INPUT MATERIAL

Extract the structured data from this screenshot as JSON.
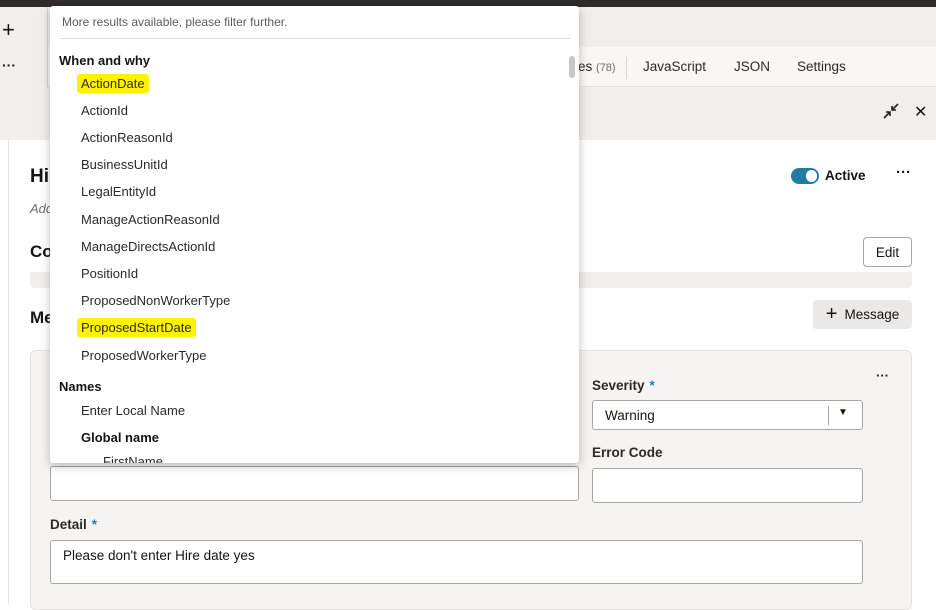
{
  "toolbar": {
    "add_label": "+",
    "more_label": "···"
  },
  "tabs": [
    {
      "label": "es",
      "count": "(78)"
    },
    {
      "label": "JavaScript"
    },
    {
      "label": "JSON"
    },
    {
      "label": "Settings"
    }
  ],
  "panel": {
    "collapse_icon": "collapse-icon",
    "close_label": "✕"
  },
  "rule": {
    "title": "Hi",
    "subtitle": "Add",
    "active_label": "Active",
    "active": true,
    "more_label": "···"
  },
  "conditions": {
    "heading": "Co",
    "edit_label": "Edit"
  },
  "messages": {
    "heading": "Me",
    "add_label": "Message"
  },
  "form": {
    "more_label": "···",
    "severity_label": "Severity",
    "severity_value": "Warning",
    "error_code_label": "Error Code",
    "error_code_value": "",
    "detail_label": "Detail",
    "detail_value": "Please don't enter Hire date yes",
    "required_mark": "*"
  },
  "dropdown": {
    "note": "More results available, please filter further.",
    "groups": [
      {
        "label": "When and why",
        "items": [
          "ActionDate",
          "ActionId",
          "ActionReasonId",
          "BusinessUnitId",
          "LegalEntityId",
          "ManageActionReasonId",
          "ManageDirectsActionId",
          "PositionId",
          "ProposedNonWorkerType",
          "ProposedStartDate",
          "ProposedWorkerType"
        ],
        "highlighted": [
          "ActionDate",
          "ProposedStartDate"
        ]
      },
      {
        "label": "Names",
        "items": [
          "Enter Local Name"
        ],
        "subgroup": "Global name",
        "subitems": [
          "FirstName"
        ]
      }
    ],
    "highlight_color": "#fff200"
  },
  "colors": {
    "accent": "#227e9e"
  }
}
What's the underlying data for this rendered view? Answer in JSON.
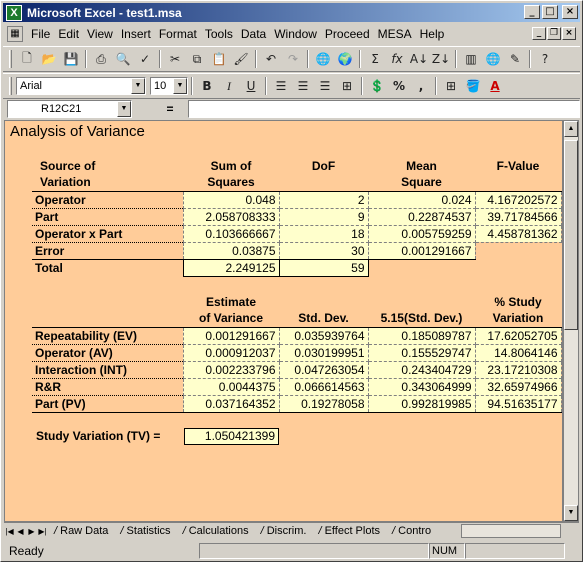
{
  "window": {
    "title": "Microsoft Excel - test1.msa",
    "app_icon": "excel-icon"
  },
  "menu": {
    "items": [
      "File",
      "Edit",
      "View",
      "Insert",
      "Format",
      "Tools",
      "Data",
      "Window",
      "Proceed",
      "MESA",
      "Help"
    ]
  },
  "formatting": {
    "font_name": "Arial",
    "font_size": "10"
  },
  "formula_bar": {
    "cell_ref": "R12C21",
    "equals": "=",
    "value": ""
  },
  "sheet": {
    "title": "Analysis of Variance",
    "anova": {
      "headers": {
        "source": [
          "Source of",
          "Variation"
        ],
        "ss": [
          "Sum of",
          "Squares"
        ],
        "dof": "DoF",
        "ms": [
          "Mean",
          "Square"
        ],
        "f": "F-Value"
      },
      "rows": [
        {
          "label": "Operator",
          "ss": "0.048",
          "dof": "2",
          "ms": "0.024",
          "f": "4.167202572"
        },
        {
          "label": "Part",
          "ss": "2.058708333",
          "dof": "9",
          "ms": "0.22874537",
          "f": "39.71784566"
        },
        {
          "label": "Operator x Part",
          "ss": "0.103666667",
          "dof": "18",
          "ms": "0.005759259",
          "f": "4.458781362"
        },
        {
          "label": "Error",
          "ss": "0.03875",
          "dof": "30",
          "ms": "0.001291667",
          "f": ""
        },
        {
          "label": "Total",
          "ss": "2.249125",
          "dof": "59",
          "ms": "",
          "f": ""
        }
      ]
    },
    "variance": {
      "headers": {
        "est": [
          "Estimate",
          "of Variance"
        ],
        "sd": "Std. Dev.",
        "sd515": "5.15(Std. Dev.)",
        "pct": [
          "% Study",
          "Variation"
        ]
      },
      "rows": [
        {
          "label": "Repeatability (EV)",
          "est": "0.001291667",
          "sd": "0.035939764",
          "sd515": "0.185089787",
          "pct": "17.62052705"
        },
        {
          "label": "Operator (AV)",
          "est": "0.000912037",
          "sd": "0.030199951",
          "sd515": "0.155529747",
          "pct": "14.8064146"
        },
        {
          "label": "Interaction (INT)",
          "est": "0.002233796",
          "sd": "0.047263054",
          "sd515": "0.243404729",
          "pct": "23.17210308"
        },
        {
          "label": "R&R",
          "est": "0.0044375",
          "sd": "0.066614563",
          "sd515": "0.343064999",
          "pct": "32.65974966"
        },
        {
          "label": "Part (PV)",
          "est": "0.037164352",
          "sd": "0.19278058",
          "sd515": "0.992819985",
          "pct": "94.51635177"
        }
      ]
    },
    "study_variation": {
      "label": "Study Variation (TV) =",
      "value": "1.050421399"
    }
  },
  "tabs": [
    "Raw Data",
    "Statistics",
    "Calculations",
    "Discrim.",
    "Effect Plots",
    "Contro"
  ],
  "status": {
    "text": "Ready",
    "num": "NUM"
  },
  "colors": {
    "sheet_bg": "#ffcc99",
    "cell_bg": "#ffffcc",
    "title_bar": "#0a246a"
  }
}
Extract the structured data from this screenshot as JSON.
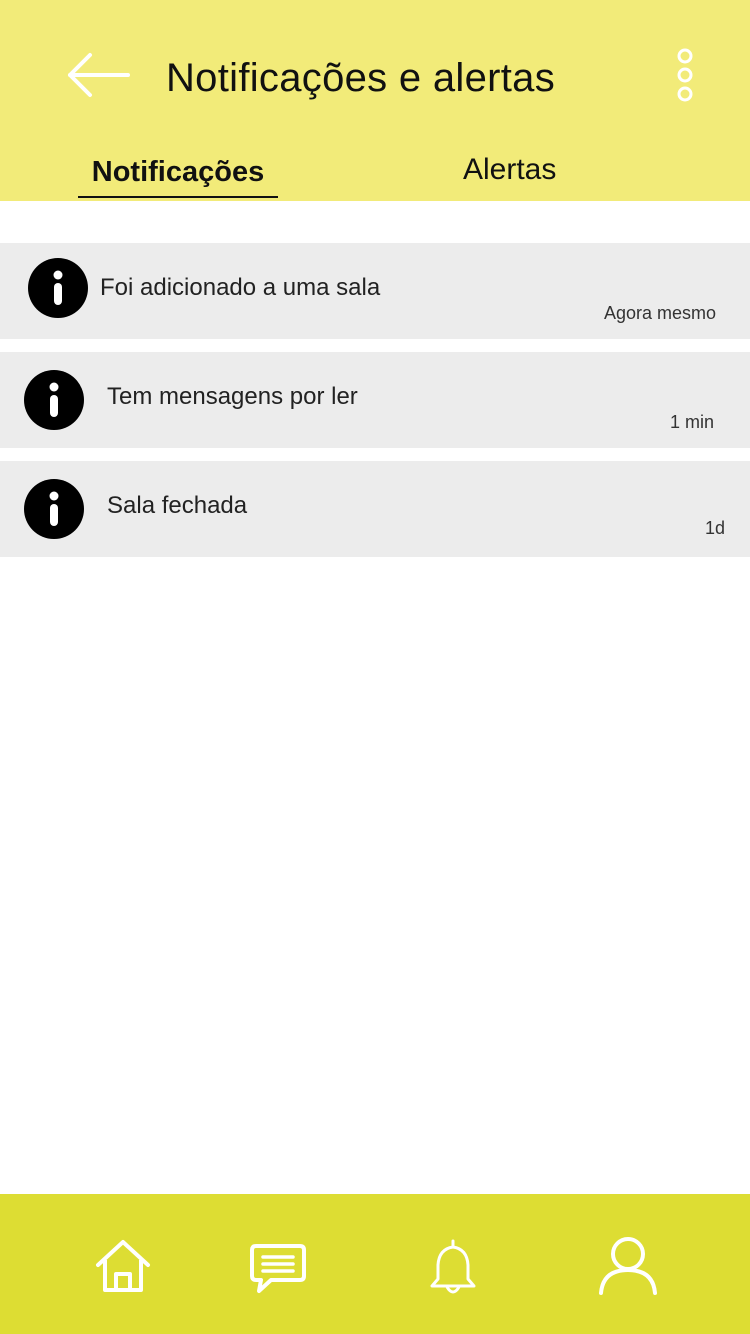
{
  "header": {
    "title": "Notificações e alertas",
    "back_icon": "arrow-left-icon",
    "more_icon": "vertical-dots-icon",
    "background": "#f2eb79"
  },
  "tabs": [
    {
      "label": "Notificações",
      "active": true
    },
    {
      "label": "Alertas",
      "active": false
    }
  ],
  "notifications": [
    {
      "message": "Foi adicionado a uma sala",
      "time": "Agora mesmo",
      "icon": "info-icon"
    },
    {
      "message": "Tem mensagens por ler",
      "time": "1 min",
      "icon": "info-icon"
    },
    {
      "message": "Sala fechada",
      "time": "1d",
      "icon": "info-icon"
    }
  ],
  "bottom_nav": {
    "background": "#dddd33",
    "items": [
      {
        "icon": "home-icon"
      },
      {
        "icon": "chat-icon"
      },
      {
        "icon": "bell-icon"
      },
      {
        "icon": "user-icon"
      }
    ]
  }
}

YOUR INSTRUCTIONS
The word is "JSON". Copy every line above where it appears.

TASK OUTPUT
Extract the structured data from this screenshot as JSON.
      "label": "JSON"
What's the underlying data for this rendered view? Answer in JSON.
Extract the structured data from this screenshot as JSON.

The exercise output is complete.